RAW DATA:
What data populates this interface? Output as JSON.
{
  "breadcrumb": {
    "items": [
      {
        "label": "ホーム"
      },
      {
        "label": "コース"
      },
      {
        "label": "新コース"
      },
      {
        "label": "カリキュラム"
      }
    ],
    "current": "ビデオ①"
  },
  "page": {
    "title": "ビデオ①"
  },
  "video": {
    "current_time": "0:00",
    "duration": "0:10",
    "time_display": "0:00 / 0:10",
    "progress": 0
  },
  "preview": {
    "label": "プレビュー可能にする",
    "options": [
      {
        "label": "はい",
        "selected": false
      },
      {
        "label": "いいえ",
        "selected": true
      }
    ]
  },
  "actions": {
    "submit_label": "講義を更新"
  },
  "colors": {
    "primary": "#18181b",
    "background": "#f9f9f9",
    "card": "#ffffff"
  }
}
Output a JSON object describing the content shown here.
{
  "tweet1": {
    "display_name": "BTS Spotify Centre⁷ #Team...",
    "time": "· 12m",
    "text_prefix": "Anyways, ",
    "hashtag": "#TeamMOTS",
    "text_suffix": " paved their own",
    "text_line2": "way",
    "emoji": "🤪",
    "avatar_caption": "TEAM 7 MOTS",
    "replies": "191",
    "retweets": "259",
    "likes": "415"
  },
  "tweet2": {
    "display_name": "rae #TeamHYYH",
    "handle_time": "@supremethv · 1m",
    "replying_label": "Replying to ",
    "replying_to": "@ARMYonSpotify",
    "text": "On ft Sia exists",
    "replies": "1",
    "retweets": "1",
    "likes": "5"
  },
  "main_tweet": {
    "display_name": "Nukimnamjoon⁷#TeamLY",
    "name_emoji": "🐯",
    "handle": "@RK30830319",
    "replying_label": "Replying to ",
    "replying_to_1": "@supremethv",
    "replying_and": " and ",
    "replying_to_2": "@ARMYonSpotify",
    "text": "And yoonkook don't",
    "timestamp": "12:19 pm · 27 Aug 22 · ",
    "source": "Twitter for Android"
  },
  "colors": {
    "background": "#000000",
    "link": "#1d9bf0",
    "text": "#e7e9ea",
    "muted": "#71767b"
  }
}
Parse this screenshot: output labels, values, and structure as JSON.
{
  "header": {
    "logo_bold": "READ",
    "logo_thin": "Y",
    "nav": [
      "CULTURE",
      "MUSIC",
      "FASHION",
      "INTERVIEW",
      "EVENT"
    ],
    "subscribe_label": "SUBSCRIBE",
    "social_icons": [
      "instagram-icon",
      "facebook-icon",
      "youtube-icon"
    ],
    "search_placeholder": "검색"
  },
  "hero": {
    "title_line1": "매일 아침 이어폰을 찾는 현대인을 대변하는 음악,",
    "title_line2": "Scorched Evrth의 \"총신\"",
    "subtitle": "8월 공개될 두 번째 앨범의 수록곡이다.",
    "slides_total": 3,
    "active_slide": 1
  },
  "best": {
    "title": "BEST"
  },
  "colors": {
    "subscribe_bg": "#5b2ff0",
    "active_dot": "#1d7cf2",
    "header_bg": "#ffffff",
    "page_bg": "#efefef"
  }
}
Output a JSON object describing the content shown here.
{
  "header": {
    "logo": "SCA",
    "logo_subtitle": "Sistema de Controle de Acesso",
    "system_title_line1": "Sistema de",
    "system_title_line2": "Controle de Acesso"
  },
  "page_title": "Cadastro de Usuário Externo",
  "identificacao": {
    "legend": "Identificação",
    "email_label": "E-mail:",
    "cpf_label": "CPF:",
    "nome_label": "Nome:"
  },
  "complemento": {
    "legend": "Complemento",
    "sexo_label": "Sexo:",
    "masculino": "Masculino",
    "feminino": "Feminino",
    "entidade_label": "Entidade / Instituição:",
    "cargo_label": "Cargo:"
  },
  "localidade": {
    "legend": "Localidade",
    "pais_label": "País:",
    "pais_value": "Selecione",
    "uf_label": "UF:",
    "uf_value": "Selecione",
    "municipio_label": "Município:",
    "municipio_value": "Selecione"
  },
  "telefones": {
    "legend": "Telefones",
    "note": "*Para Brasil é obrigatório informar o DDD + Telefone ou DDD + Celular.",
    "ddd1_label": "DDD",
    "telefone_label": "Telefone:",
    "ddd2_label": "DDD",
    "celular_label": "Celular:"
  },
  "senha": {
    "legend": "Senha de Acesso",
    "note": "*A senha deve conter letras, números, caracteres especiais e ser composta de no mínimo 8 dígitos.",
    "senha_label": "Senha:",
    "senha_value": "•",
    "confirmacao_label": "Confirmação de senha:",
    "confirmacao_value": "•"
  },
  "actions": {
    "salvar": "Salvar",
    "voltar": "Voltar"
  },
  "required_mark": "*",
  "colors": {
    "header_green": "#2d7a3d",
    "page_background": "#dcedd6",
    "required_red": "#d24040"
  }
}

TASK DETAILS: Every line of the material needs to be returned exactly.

SOLUTION TO THIS PROBLEM:
What data populates this interface? Output as JSON.
{
  "breadcrumb": {
    "items": [
      {
        "label": "ホーム"
      },
      {
        "label": "コース"
      },
      {
        "label": "新コース"
      },
      {
        "label": "カリキュラム"
      }
    ],
    "current": "ビデオ①"
  },
  "page": {
    "title": "ビデオ①"
  },
  "video": {
    "current_time": "0:00",
    "duration": "0:10",
    "time_display": "0:00 / 0:10",
    "progress": 0
  },
  "preview": {
    "label": "プレビュー可能にする",
    "options": [
      {
        "label": "はい",
        "selected": false
      },
      {
        "label": "いいえ",
        "selected": true
      }
    ]
  },
  "actions": {
    "submit_label": "講義を更新"
  },
  "colors": {
    "primary": "#18181b",
    "background": "#f9f9f9",
    "card": "#ffffff"
  }
}
Output a JSON object describing the content shown here.
{
  "tweet1": {
    "display_name": "BTS Spotify Centre⁷ #Team...",
    "time": "· 12m",
    "text_prefix": "Anyways, ",
    "hashtag": "#TeamMOTS",
    "text_suffix": " paved their own",
    "text_line2": "way",
    "emoji": "🤪",
    "avatar_caption": "TEAM 7 MOTS",
    "replies": "191",
    "retweets": "259",
    "likes": "415"
  },
  "tweet2": {
    "display_name": "rae #TeamHYYH",
    "handle_time": "@supremethv · 1m",
    "replying_label": "Replying to ",
    "replying_to": "@ARMYonSpotify",
    "text": "On ft Sia exists",
    "replies": "1",
    "retweets": "1",
    "likes": "5"
  },
  "main_tweet": {
    "display_name": "Nukimnamjoon⁷#TeamLY",
    "name_emoji": "🐯",
    "handle": "@RK30830319",
    "replying_label": "Replying to ",
    "replying_to_1": "@supremethv",
    "replying_and": " and ",
    "replying_to_2": "@ARMYonSpotify",
    "text": "And yoonkook don't",
    "timestamp": "12:19 pm · 27 Aug 22 · ",
    "source": "Twitter for Android"
  },
  "colors": {
    "background": "#000000",
    "link": "#1d9bf0",
    "text": "#e7e9ea",
    "muted": "#71767b"
  }
}
Parse this screenshot: output labels, values, and structure as JSON.
{
  "header": {
    "logo_bold": "READ",
    "logo_thin": "Y",
    "nav": [
      "CULTURE",
      "MUSIC",
      "FASHION",
      "INTERVIEW",
      "EVENT"
    ],
    "subscribe_label": "SUBSCRIBE",
    "social_icons": [
      "instagram-icon",
      "facebook-icon",
      "youtube-icon"
    ],
    "search_placeholder": "검색"
  },
  "hero": {
    "title_line1": "매일 아침 이어폰을 찾는 현대인을 대변하는 음악,",
    "title_line2": "Scorched Evrth의 \"총신\"",
    "subtitle": "8월 공개될 두 번째 앨범의 수록곡이다.",
    "slides_total": 3,
    "active_slide": 1
  },
  "best": {
    "title": "BEST"
  },
  "colors": {
    "subscribe_bg": "#5b2ff0",
    "active_dot": "#1d7cf2",
    "header_bg": "#ffffff",
    "page_bg": "#efefef"
  }
}
Output a JSON object describing the content shown here.
{
  "header": {
    "logo": "SCA",
    "logo_subtitle": "Sistema de Controle de Acesso",
    "system_title_line1": "Sistema de",
    "system_title_line2": "Controle de Acesso"
  },
  "page_title": "Cadastro de Usuário Externo",
  "identificacao": {
    "legend": "Identificação",
    "email_label": "E-mail:",
    "cpf_label": "CPF:",
    "nome_label": "Nome:"
  },
  "complemento": {
    "legend": "Complemento",
    "sexo_label": "Sexo:",
    "masculino": "Masculino",
    "feminino": "Feminino",
    "entidade_label": "Entidade / Instituição:",
    "cargo_label": "Cargo:"
  },
  "localidade": {
    "legend": "Localidade",
    "pais_label": "País:",
    "pais_value": "Selecione",
    "uf_label": "UF:",
    "uf_value": "Selecione",
    "municipio_label": "Município:",
    "municipio_value": "Selecione"
  },
  "telefones": {
    "legend": "Telefones",
    "note": "*Para Brasil é obrigatório informar o DDD + Telefone ou DDD + Celular.",
    "ddd1_label": "DDD",
    "telefone_label": "Telefone:",
    "ddd2_label": "DDD",
    "celular_label": "Celular:"
  },
  "senha": {
    "legend": "Senha de Acesso",
    "note": "*A senha deve conter letras, números, caracteres especiais e ser composta de no mínimo 8 dígitos.",
    "senha_label": "Senha:",
    "senha_value": "•",
    "confirmacao_label": "Confirmação de senha:",
    "confirmacao_value": "•"
  },
  "actions": {
    "salvar": "Salvar",
    "voltar": "Voltar"
  },
  "required_mark": "*",
  "colors": {
    "header_green": "#2d7a3d",
    "page_background": "#dcedd6",
    "required_red": "#d24040"
  }
}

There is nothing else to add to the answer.